Top of Data provided

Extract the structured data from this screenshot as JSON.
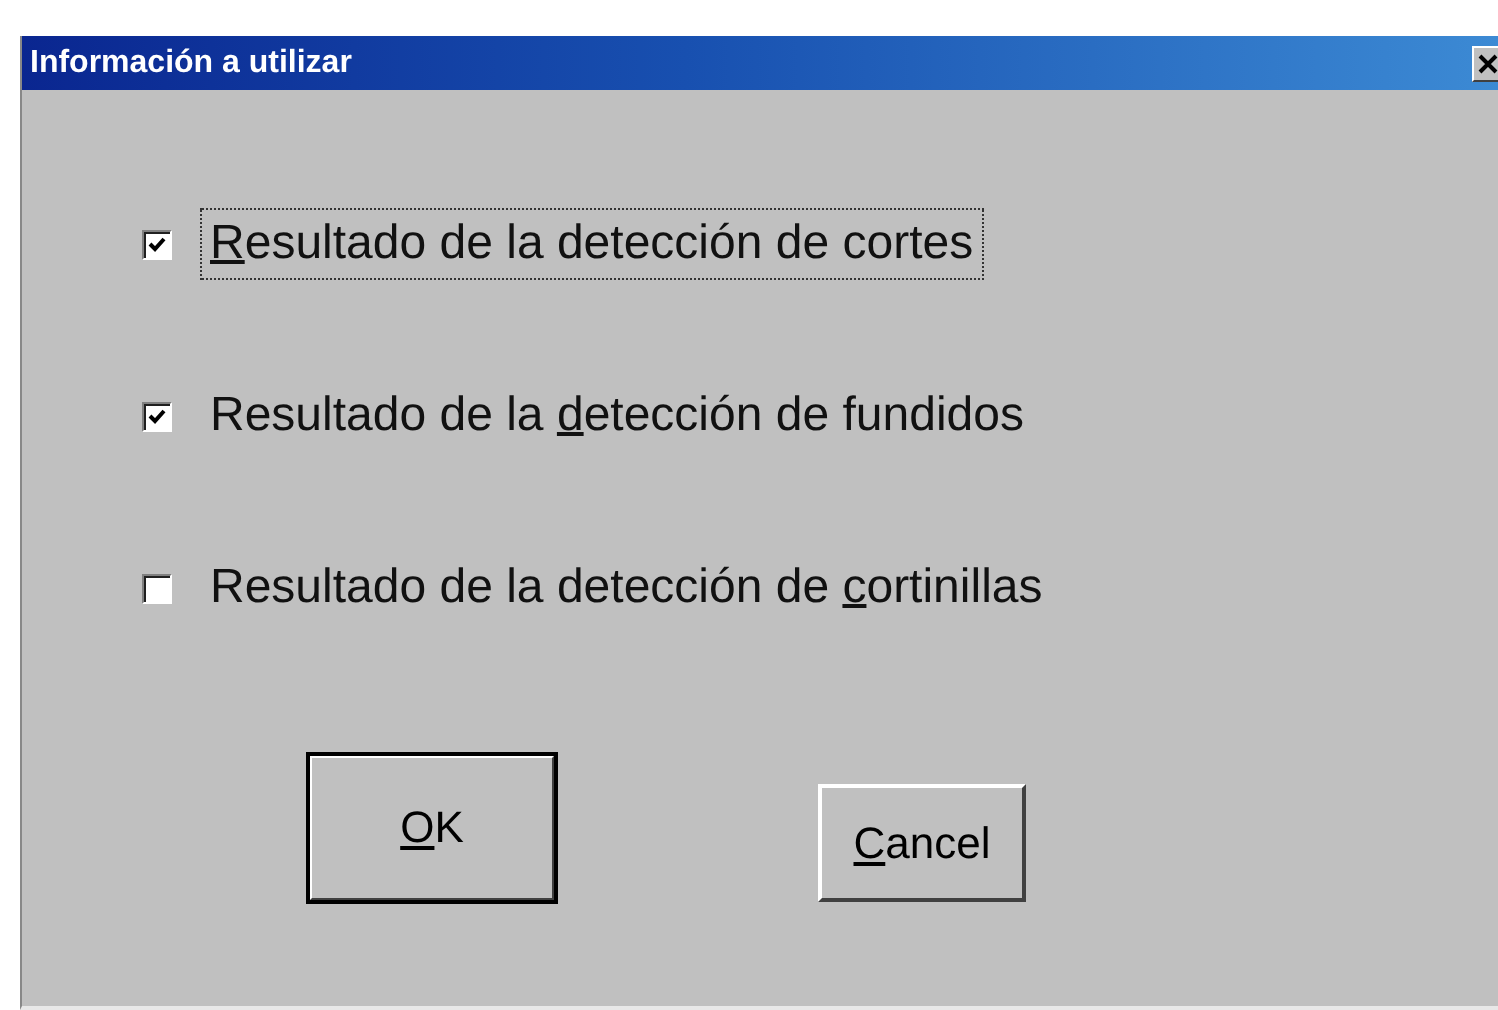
{
  "window": {
    "title": "Información a utilizar"
  },
  "options": [
    {
      "access_key": "R",
      "text_after": "esultado de la detección de cortes",
      "checked": true,
      "focused": true
    },
    {
      "text_before": "Resultado de la ",
      "access_key": "d",
      "text_after": "etección de fundidos",
      "checked": true,
      "focused": false
    },
    {
      "text_before": "Resultado de la detección de ",
      "access_key": "c",
      "text_after": "ortinillas",
      "checked": false,
      "focused": false
    }
  ],
  "buttons": [
    {
      "access_key": "O",
      "text_after": "K",
      "kind": "default"
    },
    {
      "access_key": "C",
      "text_after": "ancel",
      "kind": "normal"
    }
  ]
}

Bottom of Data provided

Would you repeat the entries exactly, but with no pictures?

_Task response_.
Extract the structured data from this screenshot as JSON.
{
  "window": {
    "title": "Información a utilizar"
  },
  "options": [
    {
      "access_key": "R",
      "text_after": "esultado de la detección de cortes",
      "checked": true,
      "focused": true
    },
    {
      "text_before": "Resultado de la ",
      "access_key": "d",
      "text_after": "etección de fundidos",
      "checked": true,
      "focused": false
    },
    {
      "text_before": "Resultado de la detección de ",
      "access_key": "c",
      "text_after": "ortinillas",
      "checked": false,
      "focused": false
    }
  ],
  "buttons": [
    {
      "access_key": "O",
      "text_after": "K",
      "kind": "default"
    },
    {
      "access_key": "C",
      "text_after": "ancel",
      "kind": "normal"
    }
  ]
}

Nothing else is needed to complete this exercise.